Much has been written about the Turing Test, i.e. Turing's thought experiment
of testing how smart a machine is by checking how "humanly" it behaves.
If one cannot tell that it is a machine, then it is difficult to still treat
it like a "dumb" object. That was the beginning of the discipline of
Turing's most lasting legacy might actually be the Turing Machine, which he
conceived a decade earlier and that is the foundation of computers.
Turing came up with the solution to a problem that Hilbert had originally
posed: does an algorithm exist that would solve all problems that can be
represented symbolically. If everything in the universe can be represented with
symbols by the human brain (which seems to be the case so far) and if
everything in the universe obeys mathematical laws (which seems to be the case
so far), then Hilbert was basically asking: is the human mind omnipotent?
Can the human mind understand everything about the universe?

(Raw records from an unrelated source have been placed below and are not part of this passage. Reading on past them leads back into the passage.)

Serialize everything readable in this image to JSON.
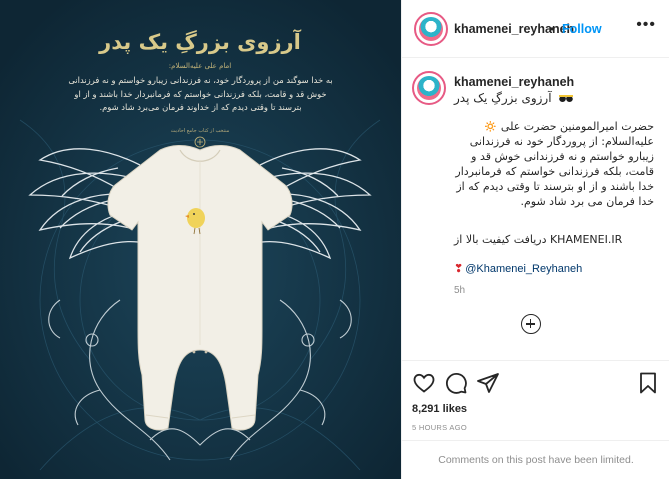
{
  "poster": {
    "title": "آرزوی بزرگِ یک پدر",
    "attribution": "امام علی علیه‌السلام:",
    "quote": "به خدا سوگند من از پروردگار خود، نه فرزندانی زیبارو خواستم و نه فرزندانی خوش قد و قامت، بلکه فرزندانی خواستم که فرمانبردار خدا باشند و از او بترسند تا وقتی دیدم که از خداوند فرمان می‌برد شاد شوم.",
    "footer": "منتخب از کتاب جامع احادیث"
  },
  "header": {
    "username": "khamenei_reyhaneh",
    "separator": "•",
    "follow_label": "Follow",
    "more_icon": "more-options-icon"
  },
  "caption": {
    "username": "khamenei_reyhaneh",
    "subtitle": "آرزوی بزرگِ یک پدر",
    "body": "حضرت امیرالمومنین حضرت علی 🔅 علیه‌السلام: از پروردگار خود نه فرزندانی زیبارو خواستم و نه فرزندانی خوش قد و قامت، بلکه فرزندانی خواستم که فرمانبردار خدا باشند و از او بترسند تا وقتی دیدم که از خدا فرمان می برد شاد شوم.",
    "link_line": "KHAMENEI.IR دریافت کیفیت بالا از",
    "heart": "❣",
    "mention": "@Khamenei_Reyhaneh",
    "time": "5h"
  },
  "actions": {
    "like_icon": "heart-icon",
    "comment_icon": "comment-icon",
    "share_icon": "share-icon",
    "save_icon": "bookmark-icon",
    "likes": "8,291 likes",
    "posted": "5 HOURS AGO"
  },
  "comments_notice": "Comments on this post have been limited.",
  "colors": {
    "poster_bg": "#123043",
    "follow": "#0095f6",
    "mention": "#00376b",
    "muted": "#8e8e8e"
  }
}
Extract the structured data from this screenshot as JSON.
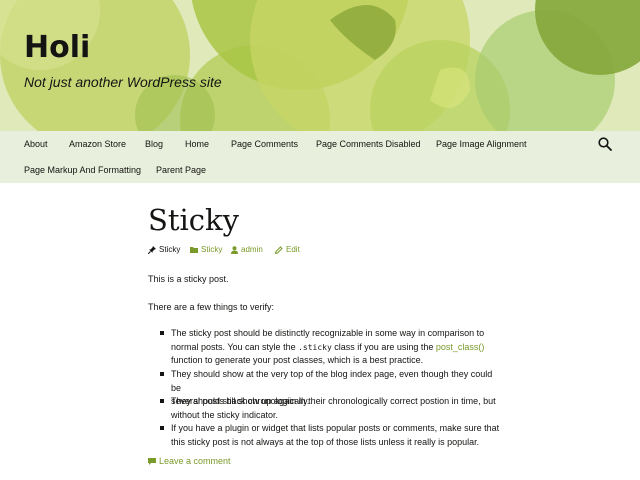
{
  "header": {
    "site_title": "Holi",
    "tagline": "Not just another WordPress site"
  },
  "nav": {
    "items": [
      {
        "label": "About"
      },
      {
        "label": "Amazon Store"
      },
      {
        "label": "Blog"
      },
      {
        "label": "Home"
      },
      {
        "label": "Page Comments"
      },
      {
        "label": "Page Comments Disabled"
      },
      {
        "label": "Page Image Alignment"
      },
      {
        "label": "Page Markup And Formatting"
      },
      {
        "label": "Parent Page"
      }
    ]
  },
  "post": {
    "title": "Sticky",
    "meta": {
      "sticky_label": "Sticky",
      "category": "Sticky",
      "author": "admin",
      "edit": "Edit"
    },
    "intro": "This is a sticky post.",
    "verify": "There are a few things to verify:",
    "list": {
      "item1_a": "The sticky post should be distinctly recognizable in some way in comparison to",
      "item1_b": "normal posts. You can style the ",
      "item1_code": ".sticky",
      "item1_c": " class if you are using the ",
      "item1_link": "post_class()",
      "item1_d": "function to generate your post classes, which is a best practice.",
      "item2_a": "They should show at the very top of the blog index page, even though they could be",
      "item2_b": "several posts back chronologically.",
      "item3_a": "They should still show up again in their chronologically correct postion in time, but",
      "item3_b": "without the sticky indicator.",
      "item4_a": "If you have a plugin or widget that lists popular posts or comments, make sure that",
      "item4_b": "this sticky post is not always at the top of those lists unless it really is popular."
    },
    "comment_link": "Leave a comment"
  },
  "colors": {
    "link": "#7a9a2a",
    "nav_bg": "#e8efdc",
    "text": "#141412"
  },
  "icons": {
    "search": "search-icon",
    "pin": "pin-icon",
    "folder": "folder-icon",
    "user": "user-icon",
    "edit": "pencil-icon",
    "comment": "comment-icon"
  }
}
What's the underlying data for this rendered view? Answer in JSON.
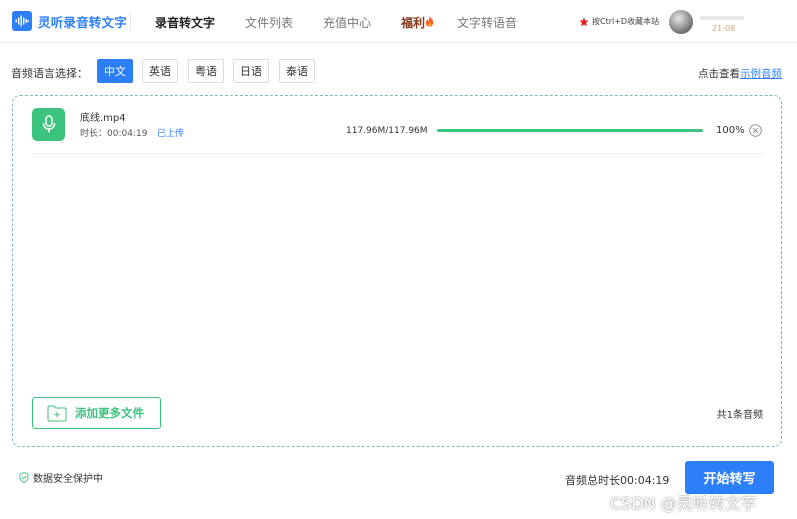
{
  "header": {
    "logo_text": "灵听录音转文字",
    "nav": [
      {
        "label": "录音转文字"
      },
      {
        "label": "文件列表"
      },
      {
        "label": "充值中心"
      },
      {
        "label": "福利"
      },
      {
        "label": "文字转语音"
      }
    ],
    "bookmark_tip": "按Ctrl+D收藏本站",
    "user_date": "21-08"
  },
  "language": {
    "label": "音频语言选择：",
    "options": [
      {
        "label": "中文",
        "selected": true
      },
      {
        "label": "英语",
        "selected": false
      },
      {
        "label": "粤语",
        "selected": false
      },
      {
        "label": "日语",
        "selected": false
      },
      {
        "label": "泰语",
        "selected": false
      }
    ],
    "sample_prefix": "点击查看",
    "sample_link": "示例音频"
  },
  "file": {
    "name": "底线.mp4",
    "duration_label": "时长：00:04:19",
    "status": "已上传",
    "size": "117.96M/117.96M",
    "progress_percent": 100,
    "progress_text": "100%"
  },
  "panel": {
    "add_more_label": "添加更多文件",
    "count_text": "共1条音频"
  },
  "footer": {
    "security_text": "数据安全保护中",
    "total_duration": "音频总时长00:04:19",
    "start_button": "开始转写",
    "watermark": "CSDN @灵听转文字"
  },
  "colors": {
    "accent": "#2d7ff9",
    "success": "#3cc37d",
    "welfare": "#8a3b1e"
  }
}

Turing discovered the "universality" of the human mind: because the human mind
can represent the universe with symbols and can process symbols the human mind
can not only solve any problem (given enough time) but "understand" all of them.
Turing also realized that the answer to Hilbert's question had to be "digital".
The way to universality is digital: there can exist no universal analog machine
because of measurement errors that would pile up (and that instead don't matter
in digital machines).
Of course, Godel's Theorem has a consequence for computing that Turing himself
realized: it is impossible to predict if one problem exists that a Turing
Machine will never finish solving. Turing's own purpose was to show that
the halting problem is undecidable.
And this leaves the gate to metaphysics open...